Background: Although breast reconstruction has been shown to improve psychological, physical, and sexual well-being, Australia still has one of the lowest reconstruction rates among well-developed countries. This study explores both the quality-of-life benefits of reconstruction and the factors that influence patients' decisions of whether or not to undergo reconstruction. Methods: This retrospective cohort study (296 consecutive mastectomy patients from 2000 to 2010) uses an internationally validated questionnaire (BREAST-Q) to evaluate patients' satisfaction with or without breast reconstruction. In addition, we analyzed factors that influence patients' decisions of whether to undergo reconstruction. Results: Two hundred nineteen patients responded (74%) and of the 143 patients who elected to participate, 79 were in the ''reconstruction group'' and 64 in the ''no-reconstruction group'' post mastectomy. Patient demographics and cancer variables of the 2 groups were matched with the exception of age (reconstruction group 9.7 years younger: P G 0.01). The reconstruction group showed statistically significantly higher BREAST-Q scores with regard to satisfaction with the breast (P G 0.0001), psychological well-being (P = 0.0068), and sexual well-being (P = 0.0001). For the reconstruction group, the main reasons for undergoing reconstruction included improved self-image, more clothing choices, and the feeling of overcoming the cancer.
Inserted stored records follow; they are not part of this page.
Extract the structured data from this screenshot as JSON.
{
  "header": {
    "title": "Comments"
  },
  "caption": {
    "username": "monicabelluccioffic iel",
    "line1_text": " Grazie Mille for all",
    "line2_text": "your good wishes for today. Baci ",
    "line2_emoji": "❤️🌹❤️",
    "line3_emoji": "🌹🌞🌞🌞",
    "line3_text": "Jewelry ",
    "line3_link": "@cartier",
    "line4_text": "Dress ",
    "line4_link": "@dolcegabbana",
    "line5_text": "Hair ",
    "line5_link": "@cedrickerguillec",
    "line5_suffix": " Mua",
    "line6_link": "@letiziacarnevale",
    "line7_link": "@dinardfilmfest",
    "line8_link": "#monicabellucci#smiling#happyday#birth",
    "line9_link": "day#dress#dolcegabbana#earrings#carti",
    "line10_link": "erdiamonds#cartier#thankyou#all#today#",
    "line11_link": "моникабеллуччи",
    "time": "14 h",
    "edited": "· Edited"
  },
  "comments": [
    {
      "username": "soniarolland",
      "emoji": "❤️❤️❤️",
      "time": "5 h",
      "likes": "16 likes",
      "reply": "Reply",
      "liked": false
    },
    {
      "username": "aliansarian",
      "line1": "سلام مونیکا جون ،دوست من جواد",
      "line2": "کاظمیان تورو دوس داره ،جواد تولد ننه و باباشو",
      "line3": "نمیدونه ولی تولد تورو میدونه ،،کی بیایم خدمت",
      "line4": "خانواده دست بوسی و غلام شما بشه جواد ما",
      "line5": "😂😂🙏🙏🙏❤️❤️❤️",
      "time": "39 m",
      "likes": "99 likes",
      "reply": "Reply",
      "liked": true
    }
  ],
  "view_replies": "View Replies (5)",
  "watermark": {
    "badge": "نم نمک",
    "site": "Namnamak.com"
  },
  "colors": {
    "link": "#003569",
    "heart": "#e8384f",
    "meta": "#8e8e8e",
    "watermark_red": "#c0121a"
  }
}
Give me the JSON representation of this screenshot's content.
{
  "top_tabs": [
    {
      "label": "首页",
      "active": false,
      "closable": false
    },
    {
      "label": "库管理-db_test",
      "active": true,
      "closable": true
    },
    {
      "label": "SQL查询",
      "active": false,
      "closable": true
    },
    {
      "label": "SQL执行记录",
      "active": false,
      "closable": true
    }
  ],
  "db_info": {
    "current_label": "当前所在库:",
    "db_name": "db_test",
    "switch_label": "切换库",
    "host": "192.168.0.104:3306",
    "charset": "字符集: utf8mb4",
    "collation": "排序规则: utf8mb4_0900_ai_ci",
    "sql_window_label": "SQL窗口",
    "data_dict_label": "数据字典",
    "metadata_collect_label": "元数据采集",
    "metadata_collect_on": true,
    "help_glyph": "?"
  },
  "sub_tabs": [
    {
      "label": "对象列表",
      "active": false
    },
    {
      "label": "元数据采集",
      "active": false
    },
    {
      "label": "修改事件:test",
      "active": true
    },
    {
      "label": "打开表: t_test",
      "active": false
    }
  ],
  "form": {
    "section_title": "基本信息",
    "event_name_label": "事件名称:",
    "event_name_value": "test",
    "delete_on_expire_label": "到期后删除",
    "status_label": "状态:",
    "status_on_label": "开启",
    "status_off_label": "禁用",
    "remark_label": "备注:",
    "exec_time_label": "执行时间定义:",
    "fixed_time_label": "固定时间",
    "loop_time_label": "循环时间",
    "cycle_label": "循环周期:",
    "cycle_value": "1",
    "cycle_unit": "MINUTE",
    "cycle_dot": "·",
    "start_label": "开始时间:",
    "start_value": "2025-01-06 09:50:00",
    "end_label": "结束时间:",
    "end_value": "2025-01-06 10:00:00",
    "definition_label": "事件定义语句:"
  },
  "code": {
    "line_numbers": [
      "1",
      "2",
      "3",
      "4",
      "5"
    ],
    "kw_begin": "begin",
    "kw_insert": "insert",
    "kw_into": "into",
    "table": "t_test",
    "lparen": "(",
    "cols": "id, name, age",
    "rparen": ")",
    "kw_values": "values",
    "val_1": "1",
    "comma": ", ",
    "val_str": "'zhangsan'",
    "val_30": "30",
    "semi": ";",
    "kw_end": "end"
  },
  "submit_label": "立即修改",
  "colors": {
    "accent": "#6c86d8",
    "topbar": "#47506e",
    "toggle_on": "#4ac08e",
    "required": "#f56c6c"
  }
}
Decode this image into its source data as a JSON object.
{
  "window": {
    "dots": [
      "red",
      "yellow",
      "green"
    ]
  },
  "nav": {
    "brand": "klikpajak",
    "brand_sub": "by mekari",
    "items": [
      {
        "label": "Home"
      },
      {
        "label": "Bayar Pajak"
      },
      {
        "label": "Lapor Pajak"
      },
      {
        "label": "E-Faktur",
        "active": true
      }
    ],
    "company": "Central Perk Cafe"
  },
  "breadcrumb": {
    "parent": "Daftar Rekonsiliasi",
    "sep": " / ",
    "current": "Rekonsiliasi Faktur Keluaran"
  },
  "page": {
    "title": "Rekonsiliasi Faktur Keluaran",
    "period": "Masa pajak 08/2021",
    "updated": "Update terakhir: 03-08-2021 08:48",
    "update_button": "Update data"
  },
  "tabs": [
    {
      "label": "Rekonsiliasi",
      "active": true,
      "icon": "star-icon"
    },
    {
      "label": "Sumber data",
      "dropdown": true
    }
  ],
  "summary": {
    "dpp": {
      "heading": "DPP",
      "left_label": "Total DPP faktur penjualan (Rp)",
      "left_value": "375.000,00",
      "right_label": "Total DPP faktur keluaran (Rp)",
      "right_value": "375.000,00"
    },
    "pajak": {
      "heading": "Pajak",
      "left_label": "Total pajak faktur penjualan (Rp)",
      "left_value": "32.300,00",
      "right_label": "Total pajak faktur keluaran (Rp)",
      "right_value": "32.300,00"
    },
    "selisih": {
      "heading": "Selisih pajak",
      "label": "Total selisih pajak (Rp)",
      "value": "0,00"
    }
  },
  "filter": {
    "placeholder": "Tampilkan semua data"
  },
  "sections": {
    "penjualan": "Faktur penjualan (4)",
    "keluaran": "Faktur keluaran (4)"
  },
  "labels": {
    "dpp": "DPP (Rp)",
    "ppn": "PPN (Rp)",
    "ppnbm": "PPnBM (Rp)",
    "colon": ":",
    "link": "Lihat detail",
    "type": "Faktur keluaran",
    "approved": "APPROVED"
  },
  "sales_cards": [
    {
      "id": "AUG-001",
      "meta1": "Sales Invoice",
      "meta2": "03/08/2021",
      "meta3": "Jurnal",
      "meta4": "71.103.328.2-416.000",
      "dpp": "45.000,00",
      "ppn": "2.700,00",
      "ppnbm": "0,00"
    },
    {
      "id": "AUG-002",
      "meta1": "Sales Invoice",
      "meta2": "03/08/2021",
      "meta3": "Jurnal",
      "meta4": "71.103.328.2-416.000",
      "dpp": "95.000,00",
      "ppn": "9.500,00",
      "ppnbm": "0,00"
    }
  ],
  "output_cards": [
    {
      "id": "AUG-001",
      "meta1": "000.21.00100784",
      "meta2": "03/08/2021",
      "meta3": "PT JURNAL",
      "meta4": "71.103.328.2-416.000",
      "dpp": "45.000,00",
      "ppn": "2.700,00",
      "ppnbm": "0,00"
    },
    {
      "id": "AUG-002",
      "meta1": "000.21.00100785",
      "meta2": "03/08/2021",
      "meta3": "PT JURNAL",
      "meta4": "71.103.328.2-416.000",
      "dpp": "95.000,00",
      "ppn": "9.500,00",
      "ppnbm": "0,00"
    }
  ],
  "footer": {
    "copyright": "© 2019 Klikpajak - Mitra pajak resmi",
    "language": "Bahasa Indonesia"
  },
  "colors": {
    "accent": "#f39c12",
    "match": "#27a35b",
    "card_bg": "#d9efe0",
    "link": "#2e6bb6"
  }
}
One third of non-reconstructed patients still feared that reconstruction would mask cancer recurrence. Conclusion: Our study confirms the positive effects of breast reconstruction post mastectomy and identifies reasons that influence patients' decisions of whether to undergo reconstruction. Breast reconstruction should be seen as an integral part in the comprehensive care of women with breast cancer and an important health care priority in Australia.
- Breast neoplasm
- Patient satisfaction
- Reconstructive surgical procedures